Smyth AR, Bhatt J, Nevitt SJ. Once-daily versus multiple-daily dosing with intravenous aminoglycosides for cystic fibrosis. Cochrane Database Syst Rev. 2017;3(3):CD002009. Published 2017 Mar 27
Stabler SN, Ensom MH. Extended-interval aminoglycoside therapy for adult patients with febrile neutropenia: a systematic review. Can J Hosp Pharm. 2011 May;64(3):182-91
The Australian and New Zealand Society of Nephrology (ANZSN) Clinical Policy and Advisory Committee worked with the RACP, as part of the Evolve Program, to develop a long list of low-value practices and interventions that pertain to the specialty. Through extensive research and redrafting, the list was condensed to the top-5 recommendations for reducing low-value practices in nephrology. Dr David Tunnicliffe has been the Lead Fellow on the project.
The list of recommendations was then subject to an extensive review process that involved key College societies with an interest or professional engagement with nephrology as well as health equity. It was then further consulted with other medical colleges through Choosing Wisely Australia. Feedback received in the consultations led to further research and finetuning of the list, which was then finalised and approved by the ANZSN.
- 1 Do not give multiple daily doses of aminoglycoside antibiotics to patients with normal and stable kidney function as the risk of toxicity is less with a single daily dose

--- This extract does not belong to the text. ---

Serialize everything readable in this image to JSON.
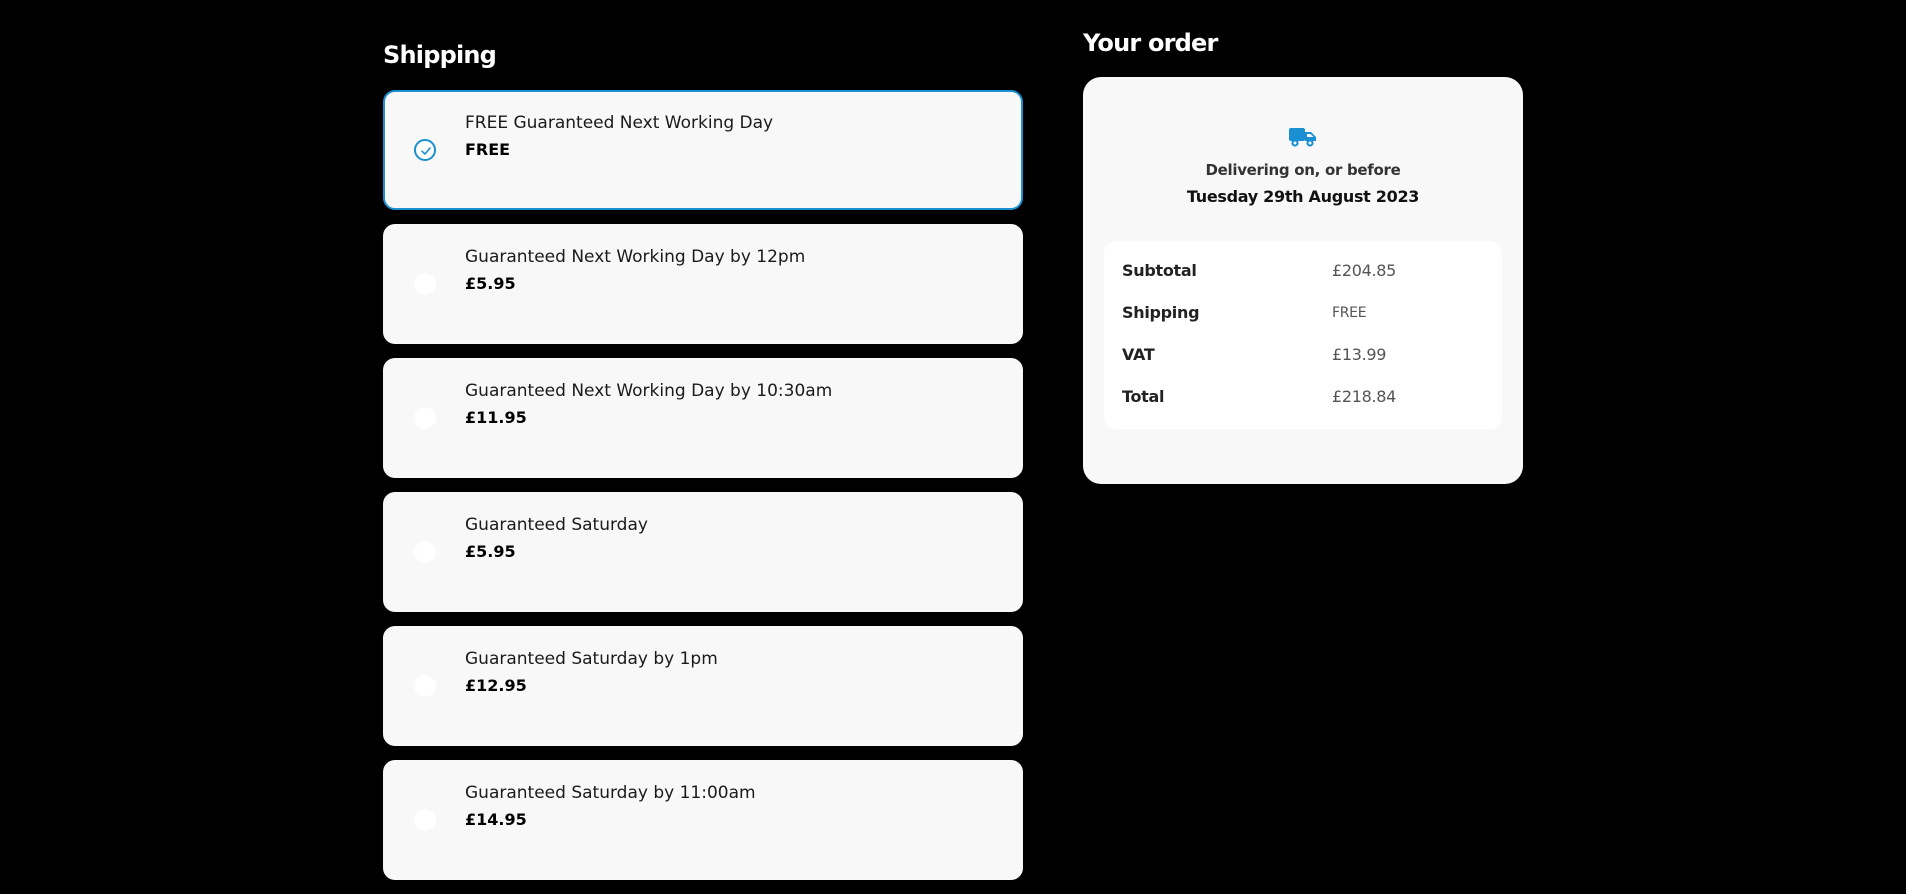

- 2 Do not use oral acetylcysteine before giving radiocontrast to patients at increased risk for contrast-induced acute kidney injury
- 3 Do not give routine prophylactic antibiotics to a child after the first urinary tract infection if at low risk of recurrent urinary tract infections
Do not intensively lower HbA1C<6.5% to <8.0% in patients with early (stage 1-3) chronic kidney disease as intense lowering increases the risk of hypoglycaemia and mortality, noting that the individual target depends on factors such as severity of CKD, macrovascular complications, comorbidities, life expectancy and others
- 5 Do not prescribe aspirin therapy for primary prevention of cardiovascular disease in patients with stage 1-3 chronic kidney disease as there is no proven benefit and it is associated with increased risk of impaired haemostasis